David Bennett leads Monitor the independent body tasked with regulating aspects of the privatisation process. His former employer, Mckinsey is a global consultant on the outsourcing of public services. It spent £6000 entertaining David when he joined Monitor. Many of the NHS bill’s proposals were drawn up by McKinsey and included in the legislation wholesale. McKinsey, which has earned at least £13.8 million from the coalition so far, will be able to secure chunks of the NHS budget for its corporate clients.
Lord Carter of Coles, head of the NHS regulator, the Co-operation and Competition Panel has a considerable stake in private health care. He was chair of the American healthcare firm, McKesson and last year received £799,000 for just one of the many healthcare positions he filled.
In March leaks appeared suggesting that the real aim of the bill was to privatise the NHS. The BBC stuck to its line that the bill was about empowering GPs, to which it sometimes added “and there will be a greater role for the private sector”. Six months later journalist Oliver Huitson sifted through the coverage and found the BBC had ignored all these issues and betrayed the NHS. The BBC “blackout” extended to the climax on March 19 when the bill was finally passed in the House of Lords. A petition including 486,000 signatures brought to the House and calling for the bill to be delayed was not reported by the BBC nor was there a single article on the bill becoming law.
Huitson’s conclusion is that the BBC was unwilling to tell its audience what was really happening and concealed the role of the private sector. It frequently cited private healthcare lobbying organisations – which stand to make billions from the privatisation of the NHS – as credible and impartial sources but banned the most qualified and widely cited critics in the country. “All considered, fear, compliance and a misguided vision of self-interest seem to have left the BBC incapable of challenging abuses of governance.”

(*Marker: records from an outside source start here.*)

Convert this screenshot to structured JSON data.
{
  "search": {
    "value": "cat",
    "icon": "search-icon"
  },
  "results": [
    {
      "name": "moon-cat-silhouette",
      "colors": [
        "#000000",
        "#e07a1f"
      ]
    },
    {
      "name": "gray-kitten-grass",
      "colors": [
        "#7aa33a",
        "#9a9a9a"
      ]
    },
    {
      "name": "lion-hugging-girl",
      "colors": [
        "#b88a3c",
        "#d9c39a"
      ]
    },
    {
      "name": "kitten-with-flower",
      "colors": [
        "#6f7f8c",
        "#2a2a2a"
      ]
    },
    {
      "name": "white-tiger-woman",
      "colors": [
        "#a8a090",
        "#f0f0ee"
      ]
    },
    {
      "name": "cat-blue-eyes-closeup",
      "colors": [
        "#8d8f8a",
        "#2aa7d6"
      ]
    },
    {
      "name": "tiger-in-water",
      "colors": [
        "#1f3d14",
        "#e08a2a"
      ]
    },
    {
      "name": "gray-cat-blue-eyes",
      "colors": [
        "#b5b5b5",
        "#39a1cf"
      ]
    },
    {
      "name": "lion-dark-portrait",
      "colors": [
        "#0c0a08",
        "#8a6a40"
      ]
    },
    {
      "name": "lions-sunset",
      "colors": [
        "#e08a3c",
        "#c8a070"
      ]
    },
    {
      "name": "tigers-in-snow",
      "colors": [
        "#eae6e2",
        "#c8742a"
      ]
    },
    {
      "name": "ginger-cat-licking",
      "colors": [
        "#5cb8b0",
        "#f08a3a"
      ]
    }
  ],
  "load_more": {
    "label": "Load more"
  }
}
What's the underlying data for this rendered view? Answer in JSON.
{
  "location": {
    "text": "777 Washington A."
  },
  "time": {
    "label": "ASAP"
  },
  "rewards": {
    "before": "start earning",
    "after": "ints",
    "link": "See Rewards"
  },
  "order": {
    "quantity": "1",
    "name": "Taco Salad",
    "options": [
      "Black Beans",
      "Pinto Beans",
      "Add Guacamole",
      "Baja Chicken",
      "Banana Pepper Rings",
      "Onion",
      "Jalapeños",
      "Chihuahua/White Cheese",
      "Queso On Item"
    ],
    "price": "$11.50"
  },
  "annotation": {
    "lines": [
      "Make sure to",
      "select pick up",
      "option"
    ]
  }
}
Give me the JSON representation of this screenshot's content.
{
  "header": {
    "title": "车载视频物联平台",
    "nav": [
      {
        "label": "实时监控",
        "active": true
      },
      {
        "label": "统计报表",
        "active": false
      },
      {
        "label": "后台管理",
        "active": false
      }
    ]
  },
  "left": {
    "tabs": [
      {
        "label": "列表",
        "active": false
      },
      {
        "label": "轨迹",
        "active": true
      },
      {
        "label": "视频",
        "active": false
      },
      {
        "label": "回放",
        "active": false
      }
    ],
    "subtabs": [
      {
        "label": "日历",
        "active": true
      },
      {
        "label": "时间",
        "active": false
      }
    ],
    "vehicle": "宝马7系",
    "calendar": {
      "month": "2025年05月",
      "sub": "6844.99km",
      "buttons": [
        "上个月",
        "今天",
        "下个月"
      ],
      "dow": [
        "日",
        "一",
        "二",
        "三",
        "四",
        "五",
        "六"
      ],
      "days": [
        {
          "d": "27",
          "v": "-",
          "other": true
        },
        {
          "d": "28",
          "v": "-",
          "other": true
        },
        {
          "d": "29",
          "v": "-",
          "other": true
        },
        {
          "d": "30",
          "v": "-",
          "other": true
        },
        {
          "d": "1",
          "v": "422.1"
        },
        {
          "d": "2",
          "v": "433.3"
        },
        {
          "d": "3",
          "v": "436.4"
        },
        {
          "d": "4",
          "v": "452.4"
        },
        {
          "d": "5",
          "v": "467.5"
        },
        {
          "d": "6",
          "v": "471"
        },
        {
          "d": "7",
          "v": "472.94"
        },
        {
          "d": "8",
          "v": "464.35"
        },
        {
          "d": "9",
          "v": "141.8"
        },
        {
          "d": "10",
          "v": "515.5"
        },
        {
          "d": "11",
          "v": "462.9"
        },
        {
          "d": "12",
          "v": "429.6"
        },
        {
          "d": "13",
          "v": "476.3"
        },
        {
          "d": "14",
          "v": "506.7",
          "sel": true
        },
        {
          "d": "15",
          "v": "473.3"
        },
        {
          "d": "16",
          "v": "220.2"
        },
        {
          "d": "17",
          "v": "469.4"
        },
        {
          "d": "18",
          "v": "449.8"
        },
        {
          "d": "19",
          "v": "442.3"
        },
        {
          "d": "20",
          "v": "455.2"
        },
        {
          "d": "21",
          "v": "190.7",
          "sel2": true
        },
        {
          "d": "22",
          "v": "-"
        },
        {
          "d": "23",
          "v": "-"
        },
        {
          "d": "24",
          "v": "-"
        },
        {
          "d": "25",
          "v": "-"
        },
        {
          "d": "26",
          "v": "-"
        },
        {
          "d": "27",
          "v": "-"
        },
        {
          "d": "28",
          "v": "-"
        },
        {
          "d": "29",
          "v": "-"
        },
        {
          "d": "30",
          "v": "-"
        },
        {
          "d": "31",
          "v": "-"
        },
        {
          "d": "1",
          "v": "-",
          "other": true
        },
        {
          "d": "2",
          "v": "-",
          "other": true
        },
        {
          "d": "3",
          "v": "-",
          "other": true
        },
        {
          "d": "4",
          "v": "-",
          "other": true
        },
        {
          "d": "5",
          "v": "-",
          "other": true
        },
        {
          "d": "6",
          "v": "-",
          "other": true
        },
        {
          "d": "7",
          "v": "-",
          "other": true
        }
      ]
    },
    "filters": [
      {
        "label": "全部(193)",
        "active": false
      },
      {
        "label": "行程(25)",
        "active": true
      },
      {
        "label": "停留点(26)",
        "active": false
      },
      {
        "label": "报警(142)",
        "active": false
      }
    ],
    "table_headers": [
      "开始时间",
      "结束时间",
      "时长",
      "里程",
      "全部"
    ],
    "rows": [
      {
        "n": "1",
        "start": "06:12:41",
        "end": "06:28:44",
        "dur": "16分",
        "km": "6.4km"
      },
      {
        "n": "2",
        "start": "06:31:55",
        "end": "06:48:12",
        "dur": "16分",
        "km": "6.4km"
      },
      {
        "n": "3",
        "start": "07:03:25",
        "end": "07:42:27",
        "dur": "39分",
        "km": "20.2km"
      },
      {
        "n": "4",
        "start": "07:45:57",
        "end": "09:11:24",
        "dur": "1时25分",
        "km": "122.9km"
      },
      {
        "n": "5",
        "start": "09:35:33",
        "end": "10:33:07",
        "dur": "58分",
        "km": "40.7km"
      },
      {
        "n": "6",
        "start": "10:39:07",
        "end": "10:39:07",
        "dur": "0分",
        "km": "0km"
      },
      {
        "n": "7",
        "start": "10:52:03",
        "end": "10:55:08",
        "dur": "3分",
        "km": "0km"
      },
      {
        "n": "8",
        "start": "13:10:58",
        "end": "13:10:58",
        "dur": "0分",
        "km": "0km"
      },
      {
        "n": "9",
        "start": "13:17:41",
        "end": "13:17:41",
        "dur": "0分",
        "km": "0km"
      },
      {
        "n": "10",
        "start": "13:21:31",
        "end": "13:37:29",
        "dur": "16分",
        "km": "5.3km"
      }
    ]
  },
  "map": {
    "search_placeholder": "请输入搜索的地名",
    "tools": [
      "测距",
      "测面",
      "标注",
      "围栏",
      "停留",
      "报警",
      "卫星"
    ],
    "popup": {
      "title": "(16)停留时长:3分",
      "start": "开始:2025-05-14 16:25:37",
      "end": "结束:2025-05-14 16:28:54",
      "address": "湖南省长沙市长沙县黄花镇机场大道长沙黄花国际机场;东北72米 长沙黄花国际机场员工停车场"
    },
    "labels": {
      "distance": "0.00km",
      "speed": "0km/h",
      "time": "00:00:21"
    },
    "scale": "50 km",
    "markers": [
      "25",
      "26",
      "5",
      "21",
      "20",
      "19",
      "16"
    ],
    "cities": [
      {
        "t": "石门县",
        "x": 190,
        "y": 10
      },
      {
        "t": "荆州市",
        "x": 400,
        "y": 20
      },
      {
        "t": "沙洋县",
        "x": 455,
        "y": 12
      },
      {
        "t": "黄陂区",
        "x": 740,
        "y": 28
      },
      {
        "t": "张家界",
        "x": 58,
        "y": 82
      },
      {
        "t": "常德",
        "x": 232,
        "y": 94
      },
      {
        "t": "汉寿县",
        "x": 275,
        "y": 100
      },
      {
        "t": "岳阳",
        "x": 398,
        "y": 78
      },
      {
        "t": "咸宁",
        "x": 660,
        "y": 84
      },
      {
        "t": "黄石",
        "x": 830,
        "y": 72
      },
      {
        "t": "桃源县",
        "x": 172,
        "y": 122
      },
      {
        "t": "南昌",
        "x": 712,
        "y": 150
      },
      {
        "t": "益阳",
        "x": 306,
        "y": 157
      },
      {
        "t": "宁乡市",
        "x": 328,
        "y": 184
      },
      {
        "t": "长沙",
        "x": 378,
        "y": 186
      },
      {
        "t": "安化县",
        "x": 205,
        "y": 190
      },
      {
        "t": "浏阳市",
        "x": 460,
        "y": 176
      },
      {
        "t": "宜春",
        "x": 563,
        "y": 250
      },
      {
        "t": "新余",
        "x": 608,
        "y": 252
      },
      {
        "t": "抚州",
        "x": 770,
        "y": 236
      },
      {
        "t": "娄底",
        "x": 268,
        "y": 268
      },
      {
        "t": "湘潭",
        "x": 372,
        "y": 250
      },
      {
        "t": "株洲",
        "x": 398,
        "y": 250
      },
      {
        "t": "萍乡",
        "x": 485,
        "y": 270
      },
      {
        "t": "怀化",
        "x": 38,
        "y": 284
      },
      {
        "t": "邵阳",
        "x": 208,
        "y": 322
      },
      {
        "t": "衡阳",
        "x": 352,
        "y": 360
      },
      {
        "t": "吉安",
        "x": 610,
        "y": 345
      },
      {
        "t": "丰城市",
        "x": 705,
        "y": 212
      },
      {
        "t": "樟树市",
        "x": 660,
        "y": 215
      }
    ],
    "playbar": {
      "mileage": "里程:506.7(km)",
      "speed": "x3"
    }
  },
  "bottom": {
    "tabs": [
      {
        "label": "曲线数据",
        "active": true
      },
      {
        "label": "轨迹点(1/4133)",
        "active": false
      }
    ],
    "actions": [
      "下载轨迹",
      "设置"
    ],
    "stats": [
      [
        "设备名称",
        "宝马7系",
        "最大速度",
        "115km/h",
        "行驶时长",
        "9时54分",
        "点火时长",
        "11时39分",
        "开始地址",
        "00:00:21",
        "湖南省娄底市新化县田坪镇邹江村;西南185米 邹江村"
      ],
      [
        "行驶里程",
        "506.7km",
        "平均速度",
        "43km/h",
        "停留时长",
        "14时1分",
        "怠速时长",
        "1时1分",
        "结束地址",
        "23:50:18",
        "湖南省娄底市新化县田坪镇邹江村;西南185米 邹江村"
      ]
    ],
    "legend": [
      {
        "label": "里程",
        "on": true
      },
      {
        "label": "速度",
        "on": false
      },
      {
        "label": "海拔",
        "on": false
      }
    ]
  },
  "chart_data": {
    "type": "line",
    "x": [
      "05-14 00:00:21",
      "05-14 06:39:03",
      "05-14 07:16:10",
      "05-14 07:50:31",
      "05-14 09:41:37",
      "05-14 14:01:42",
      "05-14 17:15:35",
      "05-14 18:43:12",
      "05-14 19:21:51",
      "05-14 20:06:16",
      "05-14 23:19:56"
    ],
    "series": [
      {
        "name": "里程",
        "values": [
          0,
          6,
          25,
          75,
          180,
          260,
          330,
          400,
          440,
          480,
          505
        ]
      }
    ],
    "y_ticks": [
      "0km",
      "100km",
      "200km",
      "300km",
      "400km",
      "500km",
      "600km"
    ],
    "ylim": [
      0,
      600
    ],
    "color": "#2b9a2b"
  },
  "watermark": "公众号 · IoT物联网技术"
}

The opening ceremony of the Olympic Games – beamed into British homes by the BBC – included a lavish tribute to the NHS involving more than a thousand participants. The reason is straightforward and the hypocrisy plain; the NHS was inspired by the ideal of freely available, universal healthcare based on clinical need. It remains a symbol of a society in which human values matter. But it is also an obstacle to the construction of the corporate state. The passing of the Health and Social Care Act is very much a smash and grab operation. Mr Lansley admitted as much before losing his job in a cabinet reshuffle in September.“So it all had to be put into legislation to nail it down… [so that] things would not change just at the behest of a change of secretary of state, or even more a change of government”.
Despite this pre-emptive strike, there may still be a battle to be fought. The Hackney Gazette covered one of the stories the BBC ignored. It reported that a privately-run NHS clinic in the London borough had refused treatment to a 76-year-old man who was later diagnosed with potentially deadly meningitis. Care UK, which ran the centre refused to treat him as they had already fulfilled their “quota”. There’s every chance that the government will have to quell a disturbance or two in the coming months as Britons find they have to pay for treatment they can’t afford in times of austerity.
The coalition will, however, have the huge advantage of the BBC operating as a state rather than public broadcaster. Deputy Prime Minister Nick Clegg has demonstrated how easy it is to field the most difficult questions on BBC programmes these days. Asked why he had broken an election pledge and voted to raise university tuition fees he said, ‘‘I still haven’t heard an apology …for the illegal invasion of Iraq.’’ Perhaps he’s also waiting for Tony Blair to apologise for the destruction of Iraq’s health system.